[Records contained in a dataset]
=-=-=

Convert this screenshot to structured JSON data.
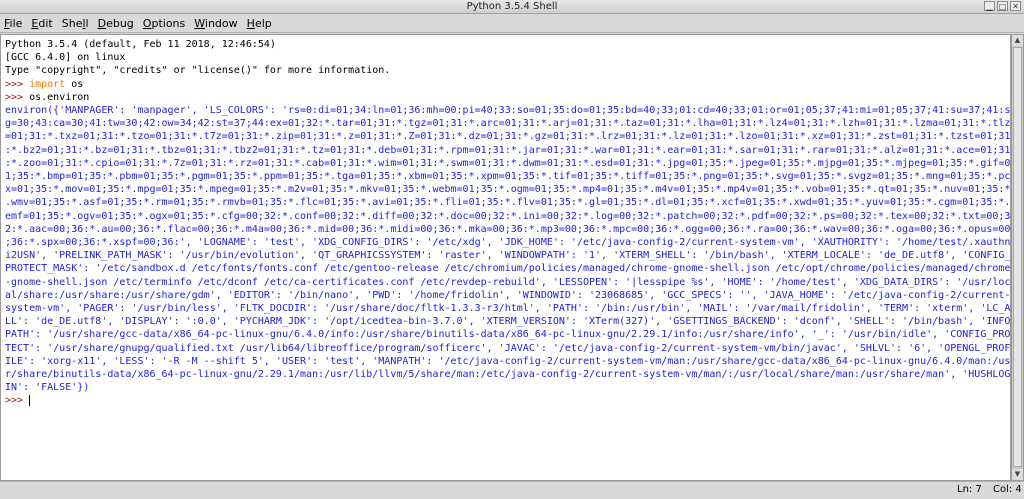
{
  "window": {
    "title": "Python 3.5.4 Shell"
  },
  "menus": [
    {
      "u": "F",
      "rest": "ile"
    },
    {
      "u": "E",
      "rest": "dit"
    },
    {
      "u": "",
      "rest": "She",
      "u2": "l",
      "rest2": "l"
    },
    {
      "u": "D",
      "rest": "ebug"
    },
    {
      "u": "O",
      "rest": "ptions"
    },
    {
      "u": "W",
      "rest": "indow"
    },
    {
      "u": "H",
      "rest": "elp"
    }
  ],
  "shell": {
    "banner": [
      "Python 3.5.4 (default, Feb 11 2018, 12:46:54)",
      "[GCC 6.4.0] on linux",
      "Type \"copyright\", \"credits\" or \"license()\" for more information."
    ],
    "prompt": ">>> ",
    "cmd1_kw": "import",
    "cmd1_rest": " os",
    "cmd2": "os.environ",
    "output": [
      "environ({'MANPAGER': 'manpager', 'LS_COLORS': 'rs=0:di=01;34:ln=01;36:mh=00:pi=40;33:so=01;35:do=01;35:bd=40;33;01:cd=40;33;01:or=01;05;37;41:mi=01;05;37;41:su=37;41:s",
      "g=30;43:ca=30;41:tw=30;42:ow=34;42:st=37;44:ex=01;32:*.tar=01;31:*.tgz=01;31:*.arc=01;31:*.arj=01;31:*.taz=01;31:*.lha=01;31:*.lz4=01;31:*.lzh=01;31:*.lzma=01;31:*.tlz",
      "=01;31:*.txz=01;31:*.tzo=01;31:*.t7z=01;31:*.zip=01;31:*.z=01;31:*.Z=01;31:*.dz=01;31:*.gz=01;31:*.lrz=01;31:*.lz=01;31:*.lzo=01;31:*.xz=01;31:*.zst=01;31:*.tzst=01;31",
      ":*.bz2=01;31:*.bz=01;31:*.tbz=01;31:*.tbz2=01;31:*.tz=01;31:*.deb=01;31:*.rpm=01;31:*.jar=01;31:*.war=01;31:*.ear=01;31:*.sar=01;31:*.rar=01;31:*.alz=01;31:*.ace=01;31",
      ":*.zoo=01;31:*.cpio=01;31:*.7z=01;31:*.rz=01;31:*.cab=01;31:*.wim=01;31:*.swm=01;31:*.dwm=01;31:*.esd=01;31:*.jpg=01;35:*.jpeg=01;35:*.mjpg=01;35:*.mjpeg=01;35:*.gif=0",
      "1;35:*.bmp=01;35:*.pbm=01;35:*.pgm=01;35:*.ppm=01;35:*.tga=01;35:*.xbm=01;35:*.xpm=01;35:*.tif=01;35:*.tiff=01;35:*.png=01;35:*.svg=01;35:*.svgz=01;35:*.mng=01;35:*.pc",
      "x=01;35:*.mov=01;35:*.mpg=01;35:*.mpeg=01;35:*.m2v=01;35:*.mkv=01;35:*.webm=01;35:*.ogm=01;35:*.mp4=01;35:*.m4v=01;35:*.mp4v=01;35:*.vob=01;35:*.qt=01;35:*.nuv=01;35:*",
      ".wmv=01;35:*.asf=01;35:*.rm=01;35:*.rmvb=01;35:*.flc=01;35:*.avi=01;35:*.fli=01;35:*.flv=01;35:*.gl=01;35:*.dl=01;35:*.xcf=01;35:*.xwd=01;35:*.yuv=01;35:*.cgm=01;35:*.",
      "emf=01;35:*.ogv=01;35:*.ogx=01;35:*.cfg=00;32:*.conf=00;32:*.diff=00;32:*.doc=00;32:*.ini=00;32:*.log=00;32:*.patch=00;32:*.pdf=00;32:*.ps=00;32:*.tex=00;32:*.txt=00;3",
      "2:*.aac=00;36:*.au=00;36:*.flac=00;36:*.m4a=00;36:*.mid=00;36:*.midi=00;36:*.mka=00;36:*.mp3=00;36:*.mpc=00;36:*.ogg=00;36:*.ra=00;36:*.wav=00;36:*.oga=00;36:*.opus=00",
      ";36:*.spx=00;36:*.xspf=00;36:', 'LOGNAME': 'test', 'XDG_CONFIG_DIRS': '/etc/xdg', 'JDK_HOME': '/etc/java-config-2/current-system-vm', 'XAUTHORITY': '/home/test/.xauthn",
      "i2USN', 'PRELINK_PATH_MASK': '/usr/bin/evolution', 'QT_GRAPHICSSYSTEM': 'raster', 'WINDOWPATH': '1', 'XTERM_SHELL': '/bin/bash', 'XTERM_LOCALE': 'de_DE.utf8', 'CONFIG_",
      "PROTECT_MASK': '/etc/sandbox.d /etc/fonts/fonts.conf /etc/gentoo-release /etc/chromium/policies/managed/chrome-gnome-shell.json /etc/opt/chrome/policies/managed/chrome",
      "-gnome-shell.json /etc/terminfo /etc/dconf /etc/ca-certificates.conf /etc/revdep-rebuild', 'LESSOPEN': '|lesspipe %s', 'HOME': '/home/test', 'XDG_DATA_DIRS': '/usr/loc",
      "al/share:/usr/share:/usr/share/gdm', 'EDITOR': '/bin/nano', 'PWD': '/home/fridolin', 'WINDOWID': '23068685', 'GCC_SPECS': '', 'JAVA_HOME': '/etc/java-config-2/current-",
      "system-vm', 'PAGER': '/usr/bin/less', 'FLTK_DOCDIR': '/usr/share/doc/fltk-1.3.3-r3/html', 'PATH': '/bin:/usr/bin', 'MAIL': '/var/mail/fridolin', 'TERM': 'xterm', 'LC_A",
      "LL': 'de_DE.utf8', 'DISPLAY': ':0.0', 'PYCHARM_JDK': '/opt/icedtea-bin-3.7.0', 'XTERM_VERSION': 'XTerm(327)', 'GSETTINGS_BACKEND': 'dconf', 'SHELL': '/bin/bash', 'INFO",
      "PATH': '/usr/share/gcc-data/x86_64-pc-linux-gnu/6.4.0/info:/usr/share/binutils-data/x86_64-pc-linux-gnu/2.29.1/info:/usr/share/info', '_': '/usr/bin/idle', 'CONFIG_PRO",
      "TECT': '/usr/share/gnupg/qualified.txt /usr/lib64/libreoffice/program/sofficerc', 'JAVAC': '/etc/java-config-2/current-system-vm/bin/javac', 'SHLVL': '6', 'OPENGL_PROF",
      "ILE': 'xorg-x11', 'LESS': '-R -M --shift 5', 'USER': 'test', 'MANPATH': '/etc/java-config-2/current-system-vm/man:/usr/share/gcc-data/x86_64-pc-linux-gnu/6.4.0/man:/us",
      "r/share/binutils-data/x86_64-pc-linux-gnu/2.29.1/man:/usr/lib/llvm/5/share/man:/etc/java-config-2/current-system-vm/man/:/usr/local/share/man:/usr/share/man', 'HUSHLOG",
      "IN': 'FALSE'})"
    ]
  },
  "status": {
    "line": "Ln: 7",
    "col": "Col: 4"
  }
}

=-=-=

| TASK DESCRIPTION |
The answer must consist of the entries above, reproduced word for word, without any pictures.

| ANSWER TO THE EXERCISE |
Convert this screenshot to structured JSON data.
{
  "window": {
    "title": "Python 3.5.4 Shell"
  },
  "menus": [
    {
      "u": "F",
      "rest": "ile"
    },
    {
      "u": "E",
      "rest": "dit"
    },
    {
      "u": "",
      "rest": "She",
      "u2": "l",
      "rest2": "l"
    },
    {
      "u": "D",
      "rest": "ebug"
    },
    {
      "u": "O",
      "rest": "ptions"
    },
    {
      "u": "W",
      "rest": "indow"
    },
    {
      "u": "H",
      "rest": "elp"
    }
  ],
  "shell": {
    "banner": [
      "Python 3.5.4 (default, Feb 11 2018, 12:46:54)",
      "[GCC 6.4.0] on linux",
      "Type \"copyright\", \"credits\" or \"license()\" for more information."
    ],
    "prompt": ">>> ",
    "cmd1_kw": "import",
    "cmd1_rest": " os",
    "cmd2": "os.environ",
    "output": [
      "environ({'MANPAGER': 'manpager', 'LS_COLORS': 'rs=0:di=01;34:ln=01;36:mh=00:pi=40;33:so=01;35:do=01;35:bd=40;33;01:cd=40;33;01:or=01;05;37;41:mi=01;05;37;41:su=37;41:s",
      "g=30;43:ca=30;41:tw=30;42:ow=34;42:st=37;44:ex=01;32:*.tar=01;31:*.tgz=01;31:*.arc=01;31:*.arj=01;31:*.taz=01;31:*.lha=01;31:*.lz4=01;31:*.lzh=01;31:*.lzma=01;31:*.tlz",
      "=01;31:*.txz=01;31:*.tzo=01;31:*.t7z=01;31:*.zip=01;31:*.z=01;31:*.Z=01;31:*.dz=01;31:*.gz=01;31:*.lrz=01;31:*.lz=01;31:*.lzo=01;31:*.xz=01;31:*.zst=01;31:*.tzst=01;31",
      ":*.bz2=01;31:*.bz=01;31:*.tbz=01;31:*.tbz2=01;31:*.tz=01;31:*.deb=01;31:*.rpm=01;31:*.jar=01;31:*.war=01;31:*.ear=01;31:*.sar=01;31:*.rar=01;31:*.alz=01;31:*.ace=01;31",
      ":*.zoo=01;31:*.cpio=01;31:*.7z=01;31:*.rz=01;31:*.cab=01;31:*.wim=01;31:*.swm=01;31:*.dwm=01;31:*.esd=01;31:*.jpg=01;35:*.jpeg=01;35:*.mjpg=01;35:*.mjpeg=01;35:*.gif=0",
      "1;35:*.bmp=01;35:*.pbm=01;35:*.pgm=01;35:*.ppm=01;35:*.tga=01;35:*.xbm=01;35:*.xpm=01;35:*.tif=01;35:*.tiff=01;35:*.png=01;35:*.svg=01;35:*.svgz=01;35:*.mng=01;35:*.pc",
      "x=01;35:*.mov=01;35:*.mpg=01;35:*.mpeg=01;35:*.m2v=01;35:*.mkv=01;35:*.webm=01;35:*.ogm=01;35:*.mp4=01;35:*.m4v=01;35:*.mp4v=01;35:*.vob=01;35:*.qt=01;35:*.nuv=01;35:*",
      ".wmv=01;35:*.asf=01;35:*.rm=01;35:*.rmvb=01;35:*.flc=01;35:*.avi=01;35:*.fli=01;35:*.flv=01;35:*.gl=01;35:*.dl=01;35:*.xcf=01;35:*.xwd=01;35:*.yuv=01;35:*.cgm=01;35:*.",
      "emf=01;35:*.ogv=01;35:*.ogx=01;35:*.cfg=00;32:*.conf=00;32:*.diff=00;32:*.doc=00;32:*.ini=00;32:*.log=00;32:*.patch=00;32:*.pdf=00;32:*.ps=00;32:*.tex=00;32:*.txt=00;3",
      "2:*.aac=00;36:*.au=00;36:*.flac=00;36:*.m4a=00;36:*.mid=00;36:*.midi=00;36:*.mka=00;36:*.mp3=00;36:*.mpc=00;36:*.ogg=00;36:*.ra=00;36:*.wav=00;36:*.oga=00;36:*.opus=00",
      ";36:*.spx=00;36:*.xspf=00;36:', 'LOGNAME': 'test', 'XDG_CONFIG_DIRS': '/etc/xdg', 'JDK_HOME': '/etc/java-config-2/current-system-vm', 'XAUTHORITY': '/home/test/.xauthn",
      "i2USN', 'PRELINK_PATH_MASK': '/usr/bin/evolution', 'QT_GRAPHICSSYSTEM': 'raster', 'WINDOWPATH': '1', 'XTERM_SHELL': '/bin/bash', 'XTERM_LOCALE': 'de_DE.utf8', 'CONFIG_",
      "PROTECT_MASK': '/etc/sandbox.d /etc/fonts/fonts.conf /etc/gentoo-release /etc/chromium/policies/managed/chrome-gnome-shell.json /etc/opt/chrome/policies/managed/chrome",
      "-gnome-shell.json /etc/terminfo /etc/dconf /etc/ca-certificates.conf /etc/revdep-rebuild', 'LESSOPEN': '|lesspipe %s', 'HOME': '/home/test', 'XDG_DATA_DIRS': '/usr/loc",
      "al/share:/usr/share:/usr/share/gdm', 'EDITOR': '/bin/nano', 'PWD': '/home/fridolin', 'WINDOWID': '23068685', 'GCC_SPECS': '', 'JAVA_HOME': '/etc/java-config-2/current-",
      "system-vm', 'PAGER': '/usr/bin/less', 'FLTK_DOCDIR': '/usr/share/doc/fltk-1.3.3-r3/html', 'PATH': '/bin:/usr/bin', 'MAIL': '/var/mail/fridolin', 'TERM': 'xterm', 'LC_A",
      "LL': 'de_DE.utf8', 'DISPLAY': ':0.0', 'PYCHARM_JDK': '/opt/icedtea-bin-3.7.0', 'XTERM_VERSION': 'XTerm(327)', 'GSETTINGS_BACKEND': 'dconf', 'SHELL': '/bin/bash', 'INFO",
      "PATH': '/usr/share/gcc-data/x86_64-pc-linux-gnu/6.4.0/info:/usr/share/binutils-data/x86_64-pc-linux-gnu/2.29.1/info:/usr/share/info', '_': '/usr/bin/idle', 'CONFIG_PRO",
      "TECT': '/usr/share/gnupg/qualified.txt /usr/lib64/libreoffice/program/sofficerc', 'JAVAC': '/etc/java-config-2/current-system-vm/bin/javac', 'SHLVL': '6', 'OPENGL_PROF",
      "ILE': 'xorg-x11', 'LESS': '-R -M --shift 5', 'USER': 'test', 'MANPATH': '/etc/java-config-2/current-system-vm/man:/usr/share/gcc-data/x86_64-pc-linux-gnu/6.4.0/man:/us",
      "r/share/binutils-data/x86_64-pc-linux-gnu/2.29.1/man:/usr/lib/llvm/5/share/man:/etc/java-config-2/current-system-vm/man/:/usr/local/share/man:/usr/share/man', 'HUSHLOG",
      "IN': 'FALSE'})"
    ]
  },
  "status": {
    "line": "Ln: 7",
    "col": "Col: 4"
  }
}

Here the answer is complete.